From here, I am headed to UPMC Shadyside!  They are a bone/soft tissue and genitourinary specialty center so I am excited about the type of specimens I will get to gross and I’m happy to get back to surgical pathology in general…I’ve missed grossing!

Monday, June 4, 2018

3rd Rotation, Week 7-Charleston, WV


I have finished my time at Thomas and I am sad to see it go.  I loved this rotation for more reasons than one! The histotechs were great, the doctors were so nice and helpful, and I was near my family so I got to spend a lot of time with them!  I feel as if I continued to grow and this rotation and with my skills and comfort.  During my last few weeks, I had a few “new to me specimens” such as an eye removed because it was painful and a large skin excision for melanoma from the base of the foot.  I had grossed larger skin excisions before, but this one was really big which added a challenge.  I also prepared a few different specimens for frozen sections such as breast margins and oriented skins so that was pretty neat!

Thomas is a great rotation for learning because you are able to take your time most days. If there is a specimen you have never done, it is okay to stop and take your time! The work will get done!  Most students come here with a partner so I was worried I wouldn’t get the work done by myself, but I had no problem.

Another awesome thing about this rotation is that they provide you with a 3-bedroom house which is only about 5 minutes from the hospital.  The kitchen has everything you need such as a coffee pot, dishes, silverware, and pots and pans.  There is a washer and dryer and even cable.  Previous students have kept a binder full of take-out menus and suggestions for fun things to do around town.  I am from Charleston so to me it was just home, but if you are new to town I suggest getting out and exploring! It is a fun town with a growing food scene!

I am back in Pittsburgh for my rotation at UPMC-Presbyterian for Autopsy so I will blog about that in a week or two!

Monday, May 7, 2018

3rd Rotation, Week 4-Charleston, WV


I am almost half-way through my 3rd rotation at Thomas Memorial Hospital in Charleston, WV.  I have really enjoyed it so far!  The day starts at 7:30 AM (which is earlier than most), I gross until about lunch time and I am typically done by 2:00 PM! I have grossed a couple “new-to-me” specimens such as a mandible for squamous cell carcinoma, a submandibular gland for tumor, and an ear for squamous cell carcinoma! I have also got a lot more placentas, uteri, and colons.  The histotechs normally cut the frozen at Thomas, but they will let you cut them if you ask...so make sure you ask! I have enjoyed the practice, because they get a lot of thyroids for frozen, and besides diagnosing it, I basically do everything from start to finish.  Everyone here is very nice and helpful so I am having a good time.  I am from Charleston so I have enjoyed spending a lot of time with my family…and free home cooked meals every night! 
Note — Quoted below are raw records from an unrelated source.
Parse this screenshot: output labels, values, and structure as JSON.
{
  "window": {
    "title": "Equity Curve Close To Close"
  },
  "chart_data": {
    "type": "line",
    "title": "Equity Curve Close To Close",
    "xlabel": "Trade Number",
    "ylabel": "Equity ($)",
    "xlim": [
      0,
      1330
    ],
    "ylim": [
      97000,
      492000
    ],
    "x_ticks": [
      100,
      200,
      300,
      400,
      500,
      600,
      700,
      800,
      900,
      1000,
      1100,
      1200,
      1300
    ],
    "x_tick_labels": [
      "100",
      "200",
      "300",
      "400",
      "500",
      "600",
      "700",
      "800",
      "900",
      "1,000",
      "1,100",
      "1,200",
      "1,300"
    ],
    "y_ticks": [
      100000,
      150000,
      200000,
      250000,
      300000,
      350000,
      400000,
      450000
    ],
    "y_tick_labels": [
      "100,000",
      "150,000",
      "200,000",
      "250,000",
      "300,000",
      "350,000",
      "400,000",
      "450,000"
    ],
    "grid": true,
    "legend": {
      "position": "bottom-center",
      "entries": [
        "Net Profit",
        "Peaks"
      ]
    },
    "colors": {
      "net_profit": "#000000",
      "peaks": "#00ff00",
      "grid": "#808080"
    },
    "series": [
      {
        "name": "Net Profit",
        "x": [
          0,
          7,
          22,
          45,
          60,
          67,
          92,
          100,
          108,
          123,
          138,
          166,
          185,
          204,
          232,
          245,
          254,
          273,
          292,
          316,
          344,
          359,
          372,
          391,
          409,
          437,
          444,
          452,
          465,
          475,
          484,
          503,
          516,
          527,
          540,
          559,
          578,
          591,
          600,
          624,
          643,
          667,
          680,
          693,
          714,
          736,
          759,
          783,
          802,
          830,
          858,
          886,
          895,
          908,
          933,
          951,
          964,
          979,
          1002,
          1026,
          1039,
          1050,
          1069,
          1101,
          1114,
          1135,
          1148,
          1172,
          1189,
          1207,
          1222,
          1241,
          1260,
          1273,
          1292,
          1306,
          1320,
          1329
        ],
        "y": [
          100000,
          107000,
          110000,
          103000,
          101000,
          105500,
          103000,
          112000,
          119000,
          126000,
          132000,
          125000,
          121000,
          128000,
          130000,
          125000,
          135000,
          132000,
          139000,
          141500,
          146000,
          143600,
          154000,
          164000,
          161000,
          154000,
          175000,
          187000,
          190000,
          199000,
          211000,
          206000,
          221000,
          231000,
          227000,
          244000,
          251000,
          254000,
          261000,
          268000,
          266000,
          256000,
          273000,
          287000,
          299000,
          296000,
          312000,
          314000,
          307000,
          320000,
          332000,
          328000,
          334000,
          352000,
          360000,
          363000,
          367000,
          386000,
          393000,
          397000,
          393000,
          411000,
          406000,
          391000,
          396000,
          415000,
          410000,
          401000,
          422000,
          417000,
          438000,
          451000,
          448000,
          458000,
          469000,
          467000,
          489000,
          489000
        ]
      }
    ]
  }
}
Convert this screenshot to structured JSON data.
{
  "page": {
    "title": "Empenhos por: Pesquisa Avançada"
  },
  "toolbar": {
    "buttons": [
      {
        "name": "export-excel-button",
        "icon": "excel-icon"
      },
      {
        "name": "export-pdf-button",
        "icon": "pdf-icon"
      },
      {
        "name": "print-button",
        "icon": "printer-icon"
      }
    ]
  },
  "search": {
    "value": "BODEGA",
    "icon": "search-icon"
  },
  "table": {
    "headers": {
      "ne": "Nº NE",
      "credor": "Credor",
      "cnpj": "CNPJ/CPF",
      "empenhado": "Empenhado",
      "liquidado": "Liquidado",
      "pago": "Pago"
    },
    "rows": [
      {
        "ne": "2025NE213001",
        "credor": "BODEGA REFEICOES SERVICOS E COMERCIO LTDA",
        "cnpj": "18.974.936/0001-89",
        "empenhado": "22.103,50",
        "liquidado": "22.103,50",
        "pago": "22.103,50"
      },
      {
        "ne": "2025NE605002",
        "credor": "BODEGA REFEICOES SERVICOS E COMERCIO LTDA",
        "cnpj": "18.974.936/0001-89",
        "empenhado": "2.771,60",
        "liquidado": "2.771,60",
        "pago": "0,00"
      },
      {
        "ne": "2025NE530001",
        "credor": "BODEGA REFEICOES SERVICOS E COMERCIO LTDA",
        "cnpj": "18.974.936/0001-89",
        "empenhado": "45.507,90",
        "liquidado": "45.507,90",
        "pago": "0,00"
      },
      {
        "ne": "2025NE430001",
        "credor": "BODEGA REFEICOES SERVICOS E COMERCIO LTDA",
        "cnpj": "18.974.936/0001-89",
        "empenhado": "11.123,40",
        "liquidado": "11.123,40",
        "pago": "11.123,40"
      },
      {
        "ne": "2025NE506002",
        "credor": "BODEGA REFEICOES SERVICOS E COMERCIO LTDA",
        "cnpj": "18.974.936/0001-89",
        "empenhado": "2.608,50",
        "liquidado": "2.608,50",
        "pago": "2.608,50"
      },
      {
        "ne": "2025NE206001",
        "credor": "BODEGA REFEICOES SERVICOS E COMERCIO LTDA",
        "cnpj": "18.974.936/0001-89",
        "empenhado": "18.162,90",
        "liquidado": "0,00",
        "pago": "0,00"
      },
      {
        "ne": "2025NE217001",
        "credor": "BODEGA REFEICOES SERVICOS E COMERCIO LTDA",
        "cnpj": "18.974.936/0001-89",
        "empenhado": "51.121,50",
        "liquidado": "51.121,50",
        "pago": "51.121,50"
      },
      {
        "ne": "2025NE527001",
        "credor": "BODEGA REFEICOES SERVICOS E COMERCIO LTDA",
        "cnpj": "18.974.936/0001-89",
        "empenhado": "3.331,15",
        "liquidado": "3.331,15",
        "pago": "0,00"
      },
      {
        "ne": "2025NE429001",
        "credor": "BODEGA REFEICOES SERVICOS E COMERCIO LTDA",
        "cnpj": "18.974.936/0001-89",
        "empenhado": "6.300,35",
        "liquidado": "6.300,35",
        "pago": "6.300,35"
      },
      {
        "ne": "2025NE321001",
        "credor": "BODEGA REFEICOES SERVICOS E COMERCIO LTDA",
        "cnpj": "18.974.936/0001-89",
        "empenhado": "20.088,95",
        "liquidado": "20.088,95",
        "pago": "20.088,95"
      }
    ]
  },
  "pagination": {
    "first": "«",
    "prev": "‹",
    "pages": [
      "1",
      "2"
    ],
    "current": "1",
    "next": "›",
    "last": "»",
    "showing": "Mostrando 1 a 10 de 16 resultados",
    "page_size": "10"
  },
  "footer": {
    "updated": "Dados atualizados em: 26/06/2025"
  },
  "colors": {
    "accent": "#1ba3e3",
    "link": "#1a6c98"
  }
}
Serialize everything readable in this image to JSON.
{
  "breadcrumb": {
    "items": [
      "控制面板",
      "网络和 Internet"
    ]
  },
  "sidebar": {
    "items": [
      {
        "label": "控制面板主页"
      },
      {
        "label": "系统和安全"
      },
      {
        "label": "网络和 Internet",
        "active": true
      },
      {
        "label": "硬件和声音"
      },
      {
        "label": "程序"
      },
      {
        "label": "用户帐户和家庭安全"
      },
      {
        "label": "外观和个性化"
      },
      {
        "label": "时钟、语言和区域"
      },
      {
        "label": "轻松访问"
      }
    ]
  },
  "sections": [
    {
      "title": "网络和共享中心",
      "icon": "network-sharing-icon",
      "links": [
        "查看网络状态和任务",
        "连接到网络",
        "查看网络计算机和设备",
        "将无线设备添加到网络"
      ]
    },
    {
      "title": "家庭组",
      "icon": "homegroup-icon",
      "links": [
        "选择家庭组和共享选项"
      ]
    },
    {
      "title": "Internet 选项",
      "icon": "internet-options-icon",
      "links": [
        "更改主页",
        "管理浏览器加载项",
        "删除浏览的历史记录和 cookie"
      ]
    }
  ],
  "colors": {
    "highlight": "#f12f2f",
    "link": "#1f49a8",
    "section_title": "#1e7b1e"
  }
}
Around the middle of April, I began applying for jobs.  It is still a little early but I thought I might as well start applying for the practice.  I think it will be a long process of finding the right job in the right location.  My husband will graduate from WVU in December as well so it makes it a little more complicated knowing we both need an open position at a job we like, in a city we like.  It is still super exciting to think about either way! I will definitely blog once I have found a job so (much) later in the year I might have some more to share about the job searching process.

I still have 4 weeks here at Thomas, but I can tell I am going to miss it here! I will blog again at the end of the rotation to talk about the second half!